Original Gravity: 1.055 (1.056 - 1.075)
Terminal Gravity: 1.014 (1.010 - 1.018)
Color: 6.27 (6.0 - 15.0)
Alcohol: 5.36% (5.5% - 7.5%)
Bitterness: 41.2 (40.0 - 70.0)

20 lb English 2-row Pale
2 lb Vienna Malt
1 lb Carapils®/Carafoam®
2.0 ea Fermentis US-05 Safale US-05
Hop schedule for IPA:
1 oz Nugget (10.0%) - added during boil, boiled FWH
1 oz Cascade (5.5%) - added during boil, boiled FWH
1 oz Cascade (5.5%) - added during boil, boiled 20.0 min
1 oz Cascade (5.5%) - added during boil, boiled 0.0 min

Schedule for Imperial IPA:
1 oz Nugget (10.0%) - added during boil, boiled FWH
1 oz Cascade (5.5%) - added during boil, boiled FWH
1 oz Cascade (5.5%) - added during boil, boiled 20.0 min
1 oz Cascade (5.5%) - added during boil, boiled 20.0 min
1 oz Centennial(10%)- added at knockout, boiled 0.0 min
1 oz Simcoe (8%) - added at knockout, boiled 0.0 min
1 oz Amarillo (6%) - added at knockout, boiled 0.0 min
1 oz Centennial(10%)- added in secondary, dry-hopped
1 oz Simcoe (8%) - added in secondary, dry-hopped
1 oz Amarillo (6%) - added in secondary, dry-hopped

Mashed at 158 for 90 minutes, then...
Ran off 4 gallons in first runnings
Sparged with five gallons of water at 170, waited 20 minutes, then...
Ran off 5 gallons in second runnings.

Used a couple of packs of S-05 rehydrated.
split first and second runnings.
First runnings were 1.080 out of the mash tun. boiled 90 minutes. Yielded 3 gallons at 1.110.
Second runnings were 1.038 out of mash tun. boiled 60 minutes. Yielded 3.5 gallons at 1.050.
(Note that the split is about what is expected by Mosher in the Brewing Techniques article referenced above)

Results generated by BeerTools Pro 1.5.3

What I ended up with was a very strong and very hoppy Imperial IPA (only about a case of 12 oz bottles, though, after sampling, and a case and a half of a decent IPA. The extended boil of the Imperial IPA lessened the take considerably:-(

The Imperial is about 11% ABV and intense in bitterness and hop aroma, while well-balanced by malt sweetness. Reminds me of a Bells Hopslam (Larry Bell and crew rocks!). I am really happy with the aroma produced by the dry-hopping of three different hop pellets. It is sooo wonderful! Hop heaven!


camojack said...

Sounds like a lot of work...although I realize it's something of a "labor of love".

Beerme said...

Oh, yes. It's a whole lot of work. If I got results like this every time, I wouldn't care at all, though!

Hawkeye® said...

I have NO idea what you're talking about. I buy my beer at the store. But I'll pass this on to my brother (the home brewer in our family) and see what he says.

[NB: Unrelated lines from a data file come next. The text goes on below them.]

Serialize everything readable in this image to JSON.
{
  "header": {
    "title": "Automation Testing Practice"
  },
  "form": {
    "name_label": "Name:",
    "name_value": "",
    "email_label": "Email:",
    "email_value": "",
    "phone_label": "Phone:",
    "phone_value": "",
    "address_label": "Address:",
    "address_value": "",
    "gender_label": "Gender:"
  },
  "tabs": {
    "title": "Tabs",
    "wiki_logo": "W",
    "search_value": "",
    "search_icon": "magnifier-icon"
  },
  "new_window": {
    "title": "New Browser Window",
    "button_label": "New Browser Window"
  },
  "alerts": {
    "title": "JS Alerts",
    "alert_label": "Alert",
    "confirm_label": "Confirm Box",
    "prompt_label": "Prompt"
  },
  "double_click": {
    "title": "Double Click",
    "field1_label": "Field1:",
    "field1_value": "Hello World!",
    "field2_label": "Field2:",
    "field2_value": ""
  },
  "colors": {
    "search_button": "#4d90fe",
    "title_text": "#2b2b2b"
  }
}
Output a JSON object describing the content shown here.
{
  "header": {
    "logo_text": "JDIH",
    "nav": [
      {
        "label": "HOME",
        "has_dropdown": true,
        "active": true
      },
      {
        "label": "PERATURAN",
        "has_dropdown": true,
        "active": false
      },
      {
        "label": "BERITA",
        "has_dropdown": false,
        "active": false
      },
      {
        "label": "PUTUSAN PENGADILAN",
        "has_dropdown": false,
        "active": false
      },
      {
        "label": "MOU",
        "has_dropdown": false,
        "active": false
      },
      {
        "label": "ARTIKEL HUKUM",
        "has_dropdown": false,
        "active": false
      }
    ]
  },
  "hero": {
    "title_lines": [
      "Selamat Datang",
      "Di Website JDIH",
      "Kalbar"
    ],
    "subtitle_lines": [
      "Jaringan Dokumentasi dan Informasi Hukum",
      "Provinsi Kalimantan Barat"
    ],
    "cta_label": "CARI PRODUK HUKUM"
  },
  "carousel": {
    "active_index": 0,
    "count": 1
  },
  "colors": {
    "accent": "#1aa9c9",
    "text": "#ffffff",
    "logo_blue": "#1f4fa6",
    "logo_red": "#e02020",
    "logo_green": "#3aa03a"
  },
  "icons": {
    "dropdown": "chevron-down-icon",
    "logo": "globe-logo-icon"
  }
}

BTW, my brother is hoping to launch his own beer company (with various partners of course). He's the recipe guy. The others are the financial guys. Can't give you any more info than that at the moment. Will keep you informed.

(:D) Best regards...

Beerme said...

Oh my! The big first runnings beer I got was very impressive. I received many accolades.

I would be very interested in hearing about your brother's venture. Please keep me informed!